My friend Monica, an amazing thinker and one of the most intentional people I know, helped me turn this idea into something tangible. She opened up her home to twenty or so guests and invited them into this experience by asking them to bring a song to share. I crafted the menu, they ate course by course, song by song, and in between courses, they shared songs that they brought.
My friend Franco suggested that the next time around I should invite each guest to bring a dish and a song. Forks & Vinyl gone potluck? That meant that I had to allow other people to take my heart/brain/soul child and run with it. What if everyone brings pasta? What if nobody gets “it”? Eventually I got over my worries and that is how Forks & Vinyl collective was born. And thank goodness it was – it’s far more interesting and fulfilling to sit at a table with you and hear and taste your stories than to be in the kitchen fixing up the next course and missing the magic.

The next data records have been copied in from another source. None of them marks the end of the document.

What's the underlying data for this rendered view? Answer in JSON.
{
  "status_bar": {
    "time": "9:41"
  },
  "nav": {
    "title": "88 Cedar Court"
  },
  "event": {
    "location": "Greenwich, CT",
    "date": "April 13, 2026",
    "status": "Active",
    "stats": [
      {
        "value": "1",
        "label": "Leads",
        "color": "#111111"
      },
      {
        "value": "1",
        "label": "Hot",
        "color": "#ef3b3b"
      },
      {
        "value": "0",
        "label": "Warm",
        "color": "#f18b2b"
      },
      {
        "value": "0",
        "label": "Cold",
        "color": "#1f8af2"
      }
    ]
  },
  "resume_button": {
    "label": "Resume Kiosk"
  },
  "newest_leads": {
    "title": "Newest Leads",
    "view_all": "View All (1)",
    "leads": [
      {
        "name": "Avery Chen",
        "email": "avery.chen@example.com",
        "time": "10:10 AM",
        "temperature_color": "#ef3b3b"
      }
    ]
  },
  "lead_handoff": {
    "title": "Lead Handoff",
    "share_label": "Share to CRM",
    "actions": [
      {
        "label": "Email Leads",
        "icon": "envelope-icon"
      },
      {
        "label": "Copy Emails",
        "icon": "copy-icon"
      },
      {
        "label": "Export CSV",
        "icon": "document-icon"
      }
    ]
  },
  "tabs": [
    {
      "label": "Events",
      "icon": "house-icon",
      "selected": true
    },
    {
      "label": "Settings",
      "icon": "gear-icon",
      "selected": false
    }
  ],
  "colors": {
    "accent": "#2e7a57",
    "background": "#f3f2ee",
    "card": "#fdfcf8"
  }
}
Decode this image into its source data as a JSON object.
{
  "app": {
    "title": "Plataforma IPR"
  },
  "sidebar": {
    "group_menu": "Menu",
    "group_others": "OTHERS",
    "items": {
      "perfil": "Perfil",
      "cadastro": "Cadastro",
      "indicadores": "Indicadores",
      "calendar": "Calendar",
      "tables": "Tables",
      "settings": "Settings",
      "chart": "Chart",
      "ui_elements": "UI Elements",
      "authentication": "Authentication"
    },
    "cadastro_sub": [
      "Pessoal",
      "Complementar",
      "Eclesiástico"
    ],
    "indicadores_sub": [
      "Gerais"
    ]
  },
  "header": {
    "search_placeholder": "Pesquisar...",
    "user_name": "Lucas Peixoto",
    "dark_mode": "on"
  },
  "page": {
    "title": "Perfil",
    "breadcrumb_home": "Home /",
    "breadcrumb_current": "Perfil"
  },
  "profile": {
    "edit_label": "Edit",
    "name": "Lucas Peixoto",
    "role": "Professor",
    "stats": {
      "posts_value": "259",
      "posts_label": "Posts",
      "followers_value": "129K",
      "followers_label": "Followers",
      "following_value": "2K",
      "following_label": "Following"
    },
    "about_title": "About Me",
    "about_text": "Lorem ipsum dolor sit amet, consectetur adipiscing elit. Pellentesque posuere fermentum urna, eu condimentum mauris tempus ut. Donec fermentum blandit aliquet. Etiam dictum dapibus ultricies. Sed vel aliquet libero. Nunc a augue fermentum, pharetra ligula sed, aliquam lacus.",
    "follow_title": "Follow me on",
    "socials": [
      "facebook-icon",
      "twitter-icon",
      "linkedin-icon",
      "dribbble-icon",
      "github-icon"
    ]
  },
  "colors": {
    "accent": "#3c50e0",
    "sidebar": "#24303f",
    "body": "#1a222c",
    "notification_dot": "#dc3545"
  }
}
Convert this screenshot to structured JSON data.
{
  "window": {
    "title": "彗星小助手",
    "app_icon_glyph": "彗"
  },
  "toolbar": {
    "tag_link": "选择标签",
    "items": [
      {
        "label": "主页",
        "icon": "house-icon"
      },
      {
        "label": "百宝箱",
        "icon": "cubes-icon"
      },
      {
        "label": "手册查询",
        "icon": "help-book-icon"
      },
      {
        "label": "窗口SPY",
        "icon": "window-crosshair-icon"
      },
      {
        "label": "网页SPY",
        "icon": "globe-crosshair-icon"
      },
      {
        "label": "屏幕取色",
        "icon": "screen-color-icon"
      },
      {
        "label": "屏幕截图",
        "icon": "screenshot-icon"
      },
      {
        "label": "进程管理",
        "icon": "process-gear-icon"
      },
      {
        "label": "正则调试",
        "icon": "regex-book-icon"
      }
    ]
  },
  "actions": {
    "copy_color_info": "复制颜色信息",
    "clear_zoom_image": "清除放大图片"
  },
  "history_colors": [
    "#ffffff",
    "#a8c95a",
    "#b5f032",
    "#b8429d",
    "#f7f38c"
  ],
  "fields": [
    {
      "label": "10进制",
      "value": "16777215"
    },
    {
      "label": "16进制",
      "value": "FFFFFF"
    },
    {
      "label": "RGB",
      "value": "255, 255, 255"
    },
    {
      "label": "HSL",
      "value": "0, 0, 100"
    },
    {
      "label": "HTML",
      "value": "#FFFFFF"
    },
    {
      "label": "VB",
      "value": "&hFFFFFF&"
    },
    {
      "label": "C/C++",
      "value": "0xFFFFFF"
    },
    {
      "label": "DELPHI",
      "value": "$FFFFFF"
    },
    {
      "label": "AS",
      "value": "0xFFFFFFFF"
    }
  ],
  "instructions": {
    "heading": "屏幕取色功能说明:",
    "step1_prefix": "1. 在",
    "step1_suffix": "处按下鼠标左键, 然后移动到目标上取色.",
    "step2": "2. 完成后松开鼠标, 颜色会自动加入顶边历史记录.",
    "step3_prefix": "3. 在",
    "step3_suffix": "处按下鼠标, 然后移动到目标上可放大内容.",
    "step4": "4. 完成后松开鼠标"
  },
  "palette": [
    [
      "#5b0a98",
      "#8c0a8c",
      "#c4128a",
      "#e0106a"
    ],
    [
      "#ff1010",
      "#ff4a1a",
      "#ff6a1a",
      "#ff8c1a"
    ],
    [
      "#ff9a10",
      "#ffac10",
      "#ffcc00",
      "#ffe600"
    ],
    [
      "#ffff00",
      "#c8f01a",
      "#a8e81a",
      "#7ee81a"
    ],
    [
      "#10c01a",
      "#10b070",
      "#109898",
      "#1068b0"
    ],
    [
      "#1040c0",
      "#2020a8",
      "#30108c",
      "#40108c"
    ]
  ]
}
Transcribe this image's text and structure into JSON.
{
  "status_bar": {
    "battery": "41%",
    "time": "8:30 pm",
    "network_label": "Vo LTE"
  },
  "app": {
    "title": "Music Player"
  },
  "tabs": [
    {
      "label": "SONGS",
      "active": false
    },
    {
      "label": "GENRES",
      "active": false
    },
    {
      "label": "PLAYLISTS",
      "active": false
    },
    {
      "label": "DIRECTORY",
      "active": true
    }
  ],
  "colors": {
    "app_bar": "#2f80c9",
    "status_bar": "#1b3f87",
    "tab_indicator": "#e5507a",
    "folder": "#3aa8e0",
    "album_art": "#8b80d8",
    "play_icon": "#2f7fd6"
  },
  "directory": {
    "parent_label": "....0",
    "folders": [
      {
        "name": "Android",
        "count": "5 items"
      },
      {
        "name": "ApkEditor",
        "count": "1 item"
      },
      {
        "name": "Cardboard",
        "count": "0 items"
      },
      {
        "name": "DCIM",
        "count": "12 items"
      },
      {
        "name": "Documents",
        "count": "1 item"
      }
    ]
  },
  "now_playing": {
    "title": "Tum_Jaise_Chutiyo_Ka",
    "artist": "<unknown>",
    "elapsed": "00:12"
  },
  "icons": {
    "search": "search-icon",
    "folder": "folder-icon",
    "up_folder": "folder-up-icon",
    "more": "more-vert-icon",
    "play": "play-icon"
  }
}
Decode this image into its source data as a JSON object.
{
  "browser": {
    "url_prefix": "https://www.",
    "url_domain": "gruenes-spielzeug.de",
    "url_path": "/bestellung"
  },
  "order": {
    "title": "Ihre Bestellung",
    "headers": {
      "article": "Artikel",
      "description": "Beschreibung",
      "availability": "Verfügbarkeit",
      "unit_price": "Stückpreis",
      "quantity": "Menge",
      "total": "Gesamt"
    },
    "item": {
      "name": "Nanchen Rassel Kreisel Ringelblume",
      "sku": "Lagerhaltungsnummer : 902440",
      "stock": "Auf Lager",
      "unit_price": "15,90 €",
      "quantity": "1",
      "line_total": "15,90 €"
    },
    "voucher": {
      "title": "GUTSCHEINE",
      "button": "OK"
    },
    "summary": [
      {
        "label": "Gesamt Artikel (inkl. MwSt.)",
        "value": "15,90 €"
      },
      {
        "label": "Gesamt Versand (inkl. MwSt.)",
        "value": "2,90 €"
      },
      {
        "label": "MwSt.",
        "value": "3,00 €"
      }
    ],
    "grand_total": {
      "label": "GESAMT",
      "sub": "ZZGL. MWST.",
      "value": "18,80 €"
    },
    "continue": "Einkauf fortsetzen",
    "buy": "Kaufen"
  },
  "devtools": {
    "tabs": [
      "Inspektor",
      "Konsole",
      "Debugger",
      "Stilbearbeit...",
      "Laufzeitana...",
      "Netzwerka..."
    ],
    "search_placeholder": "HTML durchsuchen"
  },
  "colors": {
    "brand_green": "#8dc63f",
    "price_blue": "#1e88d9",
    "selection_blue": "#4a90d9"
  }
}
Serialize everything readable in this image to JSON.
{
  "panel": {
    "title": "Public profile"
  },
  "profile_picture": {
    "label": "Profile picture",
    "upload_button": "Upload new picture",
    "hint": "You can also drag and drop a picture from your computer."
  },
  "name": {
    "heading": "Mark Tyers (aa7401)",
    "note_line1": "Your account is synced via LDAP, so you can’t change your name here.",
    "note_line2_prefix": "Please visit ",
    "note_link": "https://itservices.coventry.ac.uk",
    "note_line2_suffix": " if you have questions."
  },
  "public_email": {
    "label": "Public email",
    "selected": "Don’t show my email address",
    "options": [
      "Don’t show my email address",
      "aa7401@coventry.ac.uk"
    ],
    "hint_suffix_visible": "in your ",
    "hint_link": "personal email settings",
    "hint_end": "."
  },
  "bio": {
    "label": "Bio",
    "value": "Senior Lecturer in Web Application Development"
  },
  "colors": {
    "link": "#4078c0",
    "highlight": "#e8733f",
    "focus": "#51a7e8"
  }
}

DA: Anything you were pleasantly surprised by in this featured dinner?
SM: Can I be honest? There’s something wonderfully uncomfortable about a Forks & Vinyl collective. It’s impossible for people hide. I mean, we’re sharing food and music - two powerful things that evoke memories and emotions. If you try and leave things unsaid, someone, dear friend or stranger, will usually find the nerve to press in and ask about it. I don’t think I’ll ever stop being surprised by that.
There was also a distinct romance to this dinner – a little bit of heaven on earth. Even the dirty dishes seemed romantic, it was proof that we had been there and experienced something together. I was also pleasantly surprised by how quickly we washed those dishes.
DA: How can we live out a little bit of Forks & Vinyl every day?
SM: Aside from the obvious – eat beautiful food, listen to amazing music, call me and tell me what falling in love sounds like to you - what if we let our daydreams last a little longer? What if we stopped hushing those questions and asked them instead? What if we allowed our day to day to become a little more whimsical by discovering the right song to go with that very moment? Whose every day couldn’t use a little more of that?
Many thanks to filmmaker Brenton Fosner for his huge collaboration on this featured Forks & Vinyl dinner.